On December 18, 2018, new impaired driving laws went into effect across the country. From now on, if you’re pulled over by a police officer for any reason they no longer need reasonable suspicion—in the past that was slurred speech, the smell of alcohol, or generally strange behavior—to demand a breath sample. Those who support the new legislature say it will make roads safer by making people think twice before getting in their car (Mothers Against Drunk Driving (MADD) predicts it will reduce roadside deaths); those who don’t say it gives law enforcement an unprecedented amount of power that might actually violate a section of the Charter of Rights and Freedoms.
Here’s a brief history of impaired driving laws in Canada:
Canadian Criminal Law Amendment Act (commonly known as the “Breathalizer Legislation”) – 1969
Based on British legislation from two years prior, this act set the basis for our modern impaired driving laws. The law made it illegal to drive a motor vehicle with a BAC exceeding 0.08%. It also gave law enforcement the authority to administer roadside breathalyzer tests to anyone reasonably suspected of being impaired (and made it an offence to refuse these tests).
Bill C-19 – 1985
This legislation introduced harsher penalties and two new charges, and gave law enforcement the authority to obtain a blood sample when a breath sample could not be obtained.
Supreme Court Ruling – 1986
A year after Bill C-19, the Supreme Court decided that police could suspend a driver’s license for 24 hours instead of arresting them.
Roadside check stops in the 70s and the formation of groups like MADD in the 80s contributed to public awareness and stigmatization of impaired driving.

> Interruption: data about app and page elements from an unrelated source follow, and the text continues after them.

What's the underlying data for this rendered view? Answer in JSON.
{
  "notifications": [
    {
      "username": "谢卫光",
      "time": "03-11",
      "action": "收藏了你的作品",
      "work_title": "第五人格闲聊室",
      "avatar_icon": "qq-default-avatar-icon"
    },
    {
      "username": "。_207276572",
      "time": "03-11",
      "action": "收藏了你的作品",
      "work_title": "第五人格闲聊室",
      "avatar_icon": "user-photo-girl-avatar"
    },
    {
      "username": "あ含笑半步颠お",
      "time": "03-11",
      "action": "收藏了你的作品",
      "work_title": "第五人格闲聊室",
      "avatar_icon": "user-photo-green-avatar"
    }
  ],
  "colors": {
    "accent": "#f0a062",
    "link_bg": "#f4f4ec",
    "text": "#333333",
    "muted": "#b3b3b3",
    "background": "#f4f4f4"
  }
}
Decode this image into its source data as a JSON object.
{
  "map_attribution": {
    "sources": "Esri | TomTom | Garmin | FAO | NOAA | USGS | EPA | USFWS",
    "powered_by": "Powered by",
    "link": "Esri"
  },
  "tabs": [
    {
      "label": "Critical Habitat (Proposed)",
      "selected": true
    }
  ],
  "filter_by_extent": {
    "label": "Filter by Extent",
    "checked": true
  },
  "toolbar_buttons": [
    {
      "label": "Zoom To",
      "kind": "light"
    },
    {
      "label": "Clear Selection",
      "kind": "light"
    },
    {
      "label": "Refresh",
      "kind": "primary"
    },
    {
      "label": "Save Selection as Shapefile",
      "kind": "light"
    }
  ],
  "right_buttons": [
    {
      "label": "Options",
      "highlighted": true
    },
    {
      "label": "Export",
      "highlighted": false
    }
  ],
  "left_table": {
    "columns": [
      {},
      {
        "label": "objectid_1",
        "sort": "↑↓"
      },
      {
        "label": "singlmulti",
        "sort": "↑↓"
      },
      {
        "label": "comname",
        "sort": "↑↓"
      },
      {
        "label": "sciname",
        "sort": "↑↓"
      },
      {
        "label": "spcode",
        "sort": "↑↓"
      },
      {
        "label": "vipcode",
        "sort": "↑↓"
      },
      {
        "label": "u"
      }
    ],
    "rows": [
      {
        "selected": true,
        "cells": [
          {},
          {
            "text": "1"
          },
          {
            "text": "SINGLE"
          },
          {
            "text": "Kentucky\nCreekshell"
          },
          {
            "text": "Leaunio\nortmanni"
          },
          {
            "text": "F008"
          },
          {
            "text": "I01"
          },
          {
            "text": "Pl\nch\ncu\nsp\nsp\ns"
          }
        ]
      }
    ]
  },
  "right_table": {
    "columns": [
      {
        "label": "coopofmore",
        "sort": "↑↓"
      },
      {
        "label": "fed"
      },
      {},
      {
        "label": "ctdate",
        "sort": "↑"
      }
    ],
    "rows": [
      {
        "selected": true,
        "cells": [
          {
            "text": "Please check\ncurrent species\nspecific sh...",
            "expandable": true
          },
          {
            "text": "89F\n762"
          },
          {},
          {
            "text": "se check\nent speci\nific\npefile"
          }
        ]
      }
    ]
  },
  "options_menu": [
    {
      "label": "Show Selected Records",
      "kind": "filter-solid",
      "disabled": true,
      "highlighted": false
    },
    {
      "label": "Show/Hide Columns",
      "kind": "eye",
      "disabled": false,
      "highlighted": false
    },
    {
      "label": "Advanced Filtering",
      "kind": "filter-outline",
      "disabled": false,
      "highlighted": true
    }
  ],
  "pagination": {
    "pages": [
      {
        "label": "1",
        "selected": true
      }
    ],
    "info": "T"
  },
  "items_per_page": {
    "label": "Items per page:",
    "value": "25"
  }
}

MADD says that drug- or alcohol-related crashes kill four Canadians a day; combined they represent the leading criminal cause of death in the country.
Impaired Driving | The Canadian Encyclopedia